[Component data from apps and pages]
━━━
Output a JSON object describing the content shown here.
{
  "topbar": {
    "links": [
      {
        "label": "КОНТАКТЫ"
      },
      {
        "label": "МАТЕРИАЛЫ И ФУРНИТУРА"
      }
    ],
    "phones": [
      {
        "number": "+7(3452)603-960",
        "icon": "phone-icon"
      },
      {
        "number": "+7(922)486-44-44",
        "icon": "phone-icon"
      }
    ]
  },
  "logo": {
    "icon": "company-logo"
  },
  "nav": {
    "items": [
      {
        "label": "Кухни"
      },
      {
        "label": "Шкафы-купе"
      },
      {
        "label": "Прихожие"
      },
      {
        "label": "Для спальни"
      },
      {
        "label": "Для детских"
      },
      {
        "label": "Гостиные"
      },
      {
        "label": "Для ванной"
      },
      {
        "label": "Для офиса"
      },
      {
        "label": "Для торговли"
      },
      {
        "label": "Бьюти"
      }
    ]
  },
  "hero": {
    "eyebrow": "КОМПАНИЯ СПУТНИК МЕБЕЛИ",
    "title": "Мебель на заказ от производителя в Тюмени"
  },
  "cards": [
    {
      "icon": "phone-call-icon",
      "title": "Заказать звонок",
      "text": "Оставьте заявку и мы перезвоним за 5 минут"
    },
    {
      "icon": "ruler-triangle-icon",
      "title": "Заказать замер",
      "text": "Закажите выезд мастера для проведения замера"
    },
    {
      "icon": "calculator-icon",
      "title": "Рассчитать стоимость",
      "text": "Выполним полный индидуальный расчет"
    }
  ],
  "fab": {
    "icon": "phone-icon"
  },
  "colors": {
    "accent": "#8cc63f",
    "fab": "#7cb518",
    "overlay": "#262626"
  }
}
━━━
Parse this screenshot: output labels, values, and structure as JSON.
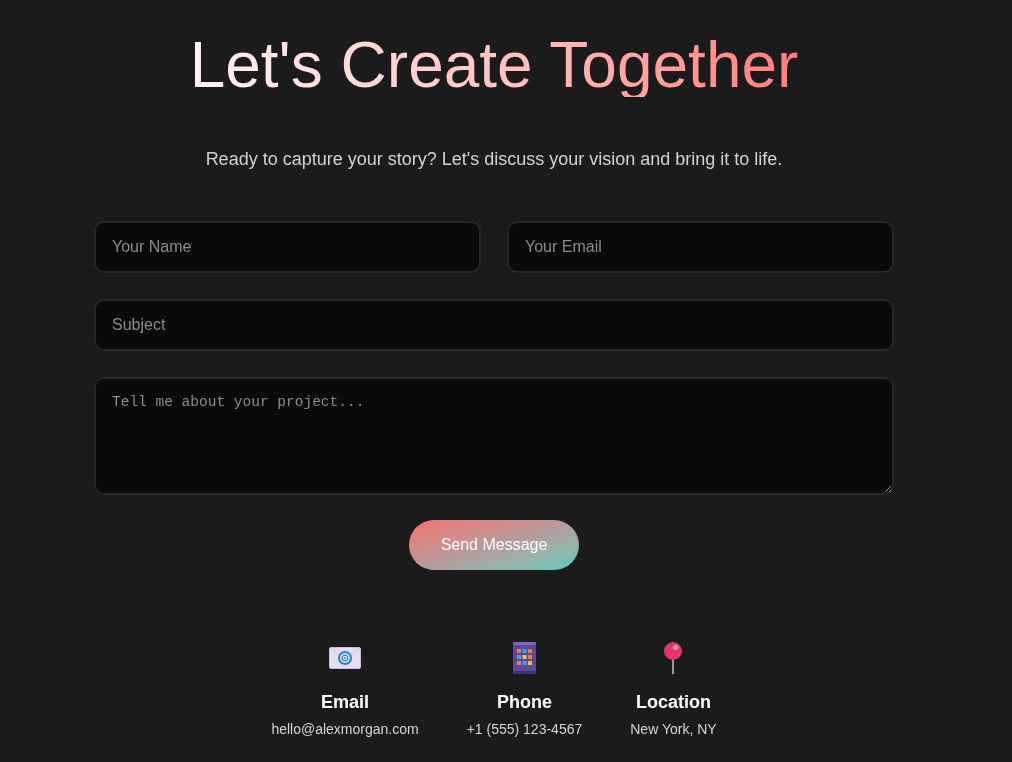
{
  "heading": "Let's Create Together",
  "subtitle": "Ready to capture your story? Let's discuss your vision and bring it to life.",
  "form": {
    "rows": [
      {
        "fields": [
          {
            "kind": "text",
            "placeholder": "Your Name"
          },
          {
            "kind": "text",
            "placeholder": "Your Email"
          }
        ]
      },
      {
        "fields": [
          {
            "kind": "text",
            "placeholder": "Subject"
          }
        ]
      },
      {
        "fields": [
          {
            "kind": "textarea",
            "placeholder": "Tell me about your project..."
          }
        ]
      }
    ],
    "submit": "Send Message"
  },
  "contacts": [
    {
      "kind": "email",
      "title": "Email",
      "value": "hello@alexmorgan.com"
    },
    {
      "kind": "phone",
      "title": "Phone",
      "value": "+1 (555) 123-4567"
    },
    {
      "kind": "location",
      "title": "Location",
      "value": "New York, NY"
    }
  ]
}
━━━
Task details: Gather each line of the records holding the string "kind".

Answer to this task:
            "kind": "text",
            "kind": "text",
            "kind": "text",
            "kind": "textarea",
      "kind": "email",
      "kind": "phone",
      "kind": "location",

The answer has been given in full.